Start of DATA SUPPLIED

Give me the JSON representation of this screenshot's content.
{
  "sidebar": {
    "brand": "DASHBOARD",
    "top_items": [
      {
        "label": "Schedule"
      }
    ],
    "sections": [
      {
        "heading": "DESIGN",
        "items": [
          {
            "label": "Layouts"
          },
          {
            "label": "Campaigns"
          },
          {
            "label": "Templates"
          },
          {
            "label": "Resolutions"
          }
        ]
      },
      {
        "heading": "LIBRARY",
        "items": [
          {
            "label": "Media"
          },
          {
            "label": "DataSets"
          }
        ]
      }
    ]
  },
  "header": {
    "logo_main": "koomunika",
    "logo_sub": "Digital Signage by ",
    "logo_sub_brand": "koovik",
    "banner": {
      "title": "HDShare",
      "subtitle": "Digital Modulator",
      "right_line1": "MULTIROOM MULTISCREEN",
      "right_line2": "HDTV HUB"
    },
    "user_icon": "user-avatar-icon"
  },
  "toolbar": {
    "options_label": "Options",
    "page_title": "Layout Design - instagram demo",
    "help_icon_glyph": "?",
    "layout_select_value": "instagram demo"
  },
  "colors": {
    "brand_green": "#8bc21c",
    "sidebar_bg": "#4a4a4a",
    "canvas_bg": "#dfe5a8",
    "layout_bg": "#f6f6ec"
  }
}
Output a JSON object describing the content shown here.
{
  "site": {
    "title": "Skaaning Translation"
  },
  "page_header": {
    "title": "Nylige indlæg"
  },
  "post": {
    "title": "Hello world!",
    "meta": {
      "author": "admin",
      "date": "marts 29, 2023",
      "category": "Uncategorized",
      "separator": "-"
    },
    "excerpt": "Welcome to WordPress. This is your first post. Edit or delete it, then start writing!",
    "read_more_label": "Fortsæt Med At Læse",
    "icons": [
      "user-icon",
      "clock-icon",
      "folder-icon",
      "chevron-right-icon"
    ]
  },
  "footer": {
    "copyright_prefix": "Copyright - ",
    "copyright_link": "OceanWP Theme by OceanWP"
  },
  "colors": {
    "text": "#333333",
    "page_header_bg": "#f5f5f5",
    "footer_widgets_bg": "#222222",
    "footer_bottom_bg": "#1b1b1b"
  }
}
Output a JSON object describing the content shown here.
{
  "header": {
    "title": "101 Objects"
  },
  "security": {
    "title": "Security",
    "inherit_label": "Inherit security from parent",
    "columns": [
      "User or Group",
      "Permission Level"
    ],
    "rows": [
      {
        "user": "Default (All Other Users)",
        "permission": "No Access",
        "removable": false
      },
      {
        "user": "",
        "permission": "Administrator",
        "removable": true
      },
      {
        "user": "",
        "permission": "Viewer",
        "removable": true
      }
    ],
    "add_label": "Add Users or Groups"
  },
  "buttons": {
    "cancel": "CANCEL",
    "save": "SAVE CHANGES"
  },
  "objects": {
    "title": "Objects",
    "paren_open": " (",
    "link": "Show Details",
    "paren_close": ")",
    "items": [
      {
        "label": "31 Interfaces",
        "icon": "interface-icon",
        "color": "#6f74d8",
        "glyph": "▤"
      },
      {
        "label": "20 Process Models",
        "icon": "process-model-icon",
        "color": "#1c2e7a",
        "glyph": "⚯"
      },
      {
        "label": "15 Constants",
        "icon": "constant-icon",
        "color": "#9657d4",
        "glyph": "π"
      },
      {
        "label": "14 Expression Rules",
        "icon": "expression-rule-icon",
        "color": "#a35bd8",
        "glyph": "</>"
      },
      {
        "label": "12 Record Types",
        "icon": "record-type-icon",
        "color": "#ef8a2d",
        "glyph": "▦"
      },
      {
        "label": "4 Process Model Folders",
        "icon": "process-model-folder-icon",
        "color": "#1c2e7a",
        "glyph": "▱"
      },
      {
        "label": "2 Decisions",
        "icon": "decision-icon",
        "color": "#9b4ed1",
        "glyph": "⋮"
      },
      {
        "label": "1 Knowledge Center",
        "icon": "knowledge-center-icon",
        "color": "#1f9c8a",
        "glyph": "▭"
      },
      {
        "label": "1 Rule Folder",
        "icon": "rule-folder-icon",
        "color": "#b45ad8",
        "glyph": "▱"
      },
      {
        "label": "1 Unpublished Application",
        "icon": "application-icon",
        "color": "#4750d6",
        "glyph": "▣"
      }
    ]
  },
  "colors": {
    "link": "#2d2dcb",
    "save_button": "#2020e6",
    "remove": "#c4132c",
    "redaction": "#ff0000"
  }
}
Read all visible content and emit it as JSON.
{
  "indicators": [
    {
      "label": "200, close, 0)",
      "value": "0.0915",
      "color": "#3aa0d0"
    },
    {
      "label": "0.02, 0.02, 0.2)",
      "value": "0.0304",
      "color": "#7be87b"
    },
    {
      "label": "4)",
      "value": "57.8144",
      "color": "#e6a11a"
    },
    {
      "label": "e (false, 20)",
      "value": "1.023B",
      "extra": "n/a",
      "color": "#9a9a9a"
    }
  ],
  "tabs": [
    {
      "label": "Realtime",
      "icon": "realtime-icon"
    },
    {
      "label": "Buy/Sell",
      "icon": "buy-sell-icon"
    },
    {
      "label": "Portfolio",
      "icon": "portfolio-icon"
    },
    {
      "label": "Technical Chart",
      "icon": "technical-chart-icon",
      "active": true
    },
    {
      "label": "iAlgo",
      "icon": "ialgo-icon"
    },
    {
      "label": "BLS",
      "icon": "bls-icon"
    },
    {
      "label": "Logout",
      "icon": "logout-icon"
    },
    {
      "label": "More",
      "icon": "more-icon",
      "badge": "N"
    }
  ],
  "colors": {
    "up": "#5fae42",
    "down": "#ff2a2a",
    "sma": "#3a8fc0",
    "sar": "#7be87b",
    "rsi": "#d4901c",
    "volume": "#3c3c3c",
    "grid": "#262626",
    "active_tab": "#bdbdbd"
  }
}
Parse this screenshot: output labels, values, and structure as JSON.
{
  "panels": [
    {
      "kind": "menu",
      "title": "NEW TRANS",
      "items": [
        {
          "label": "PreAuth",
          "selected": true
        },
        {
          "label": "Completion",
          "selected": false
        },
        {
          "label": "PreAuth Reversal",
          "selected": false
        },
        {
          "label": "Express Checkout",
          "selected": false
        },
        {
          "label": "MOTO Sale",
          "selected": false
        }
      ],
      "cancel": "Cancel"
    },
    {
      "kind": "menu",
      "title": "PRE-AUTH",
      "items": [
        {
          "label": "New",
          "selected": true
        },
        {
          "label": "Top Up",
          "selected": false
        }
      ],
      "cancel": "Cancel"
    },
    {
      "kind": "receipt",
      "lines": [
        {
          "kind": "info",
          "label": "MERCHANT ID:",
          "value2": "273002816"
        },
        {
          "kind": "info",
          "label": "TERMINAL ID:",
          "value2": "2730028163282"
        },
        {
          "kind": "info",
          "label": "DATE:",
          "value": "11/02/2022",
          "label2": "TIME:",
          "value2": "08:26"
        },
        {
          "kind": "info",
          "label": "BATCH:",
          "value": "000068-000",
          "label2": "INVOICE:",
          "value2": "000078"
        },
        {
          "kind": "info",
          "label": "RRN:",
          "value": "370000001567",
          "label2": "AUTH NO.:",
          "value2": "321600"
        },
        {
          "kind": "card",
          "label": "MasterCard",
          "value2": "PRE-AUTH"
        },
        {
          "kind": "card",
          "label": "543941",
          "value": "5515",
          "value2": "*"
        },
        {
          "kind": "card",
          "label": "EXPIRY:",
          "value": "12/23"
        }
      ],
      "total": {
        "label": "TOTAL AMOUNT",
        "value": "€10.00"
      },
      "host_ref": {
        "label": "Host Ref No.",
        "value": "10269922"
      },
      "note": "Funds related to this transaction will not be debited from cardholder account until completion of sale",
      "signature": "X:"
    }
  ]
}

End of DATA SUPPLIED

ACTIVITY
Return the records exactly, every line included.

ANSWER FOR THE TASK
Give me the JSON representation of this screenshot's content.
{
  "sidebar": {
    "brand": "DASHBOARD",
    "top_items": [
      {
        "label": "Schedule"
      }
    ],
    "sections": [
      {
        "heading": "DESIGN",
        "items": [
          {
            "label": "Layouts"
          },
          {
            "label": "Campaigns"
          },
          {
            "label": "Templates"
          },
          {
            "label": "Resolutions"
          }
        ]
      },
      {
        "heading": "LIBRARY",
        "items": [
          {
            "label": "Media"
          },
          {
            "label": "DataSets"
          }
        ]
      }
    ]
  },
  "header": {
    "logo_main": "koomunika",
    "logo_sub": "Digital Signage by ",
    "logo_sub_brand": "koovik",
    "banner": {
      "title": "HDShare",
      "subtitle": "Digital Modulator",
      "right_line1": "MULTIROOM MULTISCREEN",
      "right_line2": "HDTV HUB"
    },
    "user_icon": "user-avatar-icon"
  },
  "toolbar": {
    "options_label": "Options",
    "page_title": "Layout Design - instagram demo",
    "help_icon_glyph": "?",
    "layout_select_value": "instagram demo"
  },
  "colors": {
    "brand_green": "#8bc21c",
    "sidebar_bg": "#4a4a4a",
    "canvas_bg": "#dfe5a8",
    "layout_bg": "#f6f6ec"
  }
}
Output a JSON object describing the content shown here.
{
  "site": {
    "title": "Skaaning Translation"
  },
  "page_header": {
    "title": "Nylige indlæg"
  },
  "post": {
    "title": "Hello world!",
    "meta": {
      "author": "admin",
      "date": "marts 29, 2023",
      "category": "Uncategorized",
      "separator": "-"
    },
    "excerpt": "Welcome to WordPress. This is your first post. Edit or delete it, then start writing!",
    "read_more_label": "Fortsæt Med At Læse",
    "icons": [
      "user-icon",
      "clock-icon",
      "folder-icon",
      "chevron-right-icon"
    ]
  },
  "footer": {
    "copyright_prefix": "Copyright - ",
    "copyright_link": "OceanWP Theme by OceanWP"
  },
  "colors": {
    "text": "#333333",
    "page_header_bg": "#f5f5f5",
    "footer_widgets_bg": "#222222",
    "footer_bottom_bg": "#1b1b1b"
  }
}
Output a JSON object describing the content shown here.
{
  "header": {
    "title": "101 Objects"
  },
  "security": {
    "title": "Security",
    "inherit_label": "Inherit security from parent",
    "columns": [
      "User or Group",
      "Permission Level"
    ],
    "rows": [
      {
        "user": "Default (All Other Users)",
        "permission": "No Access",
        "removable": false
      },
      {
        "user": "",
        "permission": "Administrator",
        "removable": true
      },
      {
        "user": "",
        "permission": "Viewer",
        "removable": true
      }
    ],
    "add_label": "Add Users or Groups"
  },
  "buttons": {
    "cancel": "CANCEL",
    "save": "SAVE CHANGES"
  },
  "objects": {
    "title": "Objects",
    "paren_open": " (",
    "link": "Show Details",
    "paren_close": ")",
    "items": [
      {
        "label": "31 Interfaces",
        "icon": "interface-icon",
        "color": "#6f74d8",
        "glyph": "▤"
      },
      {
        "label": "20 Process Models",
        "icon": "process-model-icon",
        "color": "#1c2e7a",
        "glyph": "⚯"
      },
      {
        "label": "15 Constants",
        "icon": "constant-icon",
        "color": "#9657d4",
        "glyph": "π"
      },
      {
        "label": "14 Expression Rules",
        "icon": "expression-rule-icon",
        "color": "#a35bd8",
        "glyph": "</>"
      },
      {
        "label": "12 Record Types",
        "icon": "record-type-icon",
        "color": "#ef8a2d",
        "glyph": "▦"
      },
      {
        "label": "4 Process Model Folders",
        "icon": "process-model-folder-icon",
        "color": "#1c2e7a",
        "glyph": "▱"
      },
      {
        "label": "2 Decisions",
        "icon": "decision-icon",
        "color": "#9b4ed1",
        "glyph": "⋮"
      },
      {
        "label": "1 Knowledge Center",
        "icon": "knowledge-center-icon",
        "color": "#1f9c8a",
        "glyph": "▭"
      },
      {
        "label": "1 Rule Folder",
        "icon": "rule-folder-icon",
        "color": "#b45ad8",
        "glyph": "▱"
      },
      {
        "label": "1 Unpublished Application",
        "icon": "application-icon",
        "color": "#4750d6",
        "glyph": "▣"
      }
    ]
  },
  "colors": {
    "link": "#2d2dcb",
    "save_button": "#2020e6",
    "remove": "#c4132c",
    "redaction": "#ff0000"
  }
}
Read all visible content and emit it as JSON.
{
  "indicators": [
    {
      "label": "200, close, 0)",
      "value": "0.0915",
      "color": "#3aa0d0"
    },
    {
      "label": "0.02, 0.02, 0.2)",
      "value": "0.0304",
      "color": "#7be87b"
    },
    {
      "label": "4)",
      "value": "57.8144",
      "color": "#e6a11a"
    },
    {
      "label": "e (false, 20)",
      "value": "1.023B",
      "extra": "n/a",
      "color": "#9a9a9a"
    }
  ],
  "tabs": [
    {
      "label": "Realtime",
      "icon": "realtime-icon"
    },
    {
      "label": "Buy/Sell",
      "icon": "buy-sell-icon"
    },
    {
      "label": "Portfolio",
      "icon": "portfolio-icon"
    },
    {
      "label": "Technical Chart",
      "icon": "technical-chart-icon",
      "active": true
    },
    {
      "label": "iAlgo",
      "icon": "ialgo-icon"
    },
    {
      "label": "BLS",
      "icon": "bls-icon"
    },
    {
      "label": "Logout",
      "icon": "logout-icon"
    },
    {
      "label": "More",
      "icon": "more-icon",
      "badge": "N"
    }
  ],
  "colors": {
    "up": "#5fae42",
    "down": "#ff2a2a",
    "sma": "#3a8fc0",
    "sar": "#7be87b",
    "rsi": "#d4901c",
    "volume": "#3c3c3c",
    "grid": "#262626",
    "active_tab": "#bdbdbd"
  }
}
Parse this screenshot: output labels, values, and structure as JSON.
{
  "panels": [
    {
      "kind": "menu",
      "title": "NEW TRANS",
      "items": [
        {
          "label": "PreAuth",
          "selected": true
        },
        {
          "label": "Completion",
          "selected": false
        },
        {
          "label": "PreAuth Reversal",
          "selected": false
        },
        {
          "label": "Express Checkout",
          "selected": false
        },
        {
          "label": "MOTO Sale",
          "selected": false
        }
      ],
      "cancel": "Cancel"
    },
    {
      "kind": "menu",
      "title": "PRE-AUTH",
      "items": [
        {
          "label": "New",
          "selected": true
        },
        {
          "label": "Top Up",
          "selected": false
        }
      ],
      "cancel": "Cancel"
    },
    {
      "kind": "receipt",
      "lines": [
        {
          "kind": "info",
          "label": "MERCHANT ID:",
          "value2": "273002816"
        },
        {
          "kind": "info",
          "label": "TERMINAL ID:",
          "value2": "2730028163282"
        },
        {
          "kind": "info",
          "label": "DATE:",
          "value": "11/02/2022",
          "label2": "TIME:",
          "value2": "08:26"
        },
        {
          "kind": "info",
          "label": "BATCH:",
          "value": "000068-000",
          "label2": "INVOICE:",
          "value2": "000078"
        },
        {
          "kind": "info",
          "label": "RRN:",
          "value": "370000001567",
          "label2": "AUTH NO.:",
          "value2": "321600"
        },
        {
          "kind": "card",
          "label": "MasterCard",
          "value2": "PRE-AUTH"
        },
        {
          "kind": "card",
          "label": "543941",
          "value": "5515",
          "value2": "*"
        },
        {
          "kind": "card",
          "label": "EXPIRY:",
          "value": "12/23"
        }
      ],
      "total": {
        "label": "TOTAL AMOUNT",
        "value": "€10.00"
      },
      "host_ref": {
        "label": "Host Ref No.",
        "value": "10269922"
      },
      "note": "Funds related to this transaction will not be debited from cardholder account until completion of sale",
      "signature": "X:"
    }
  ]
}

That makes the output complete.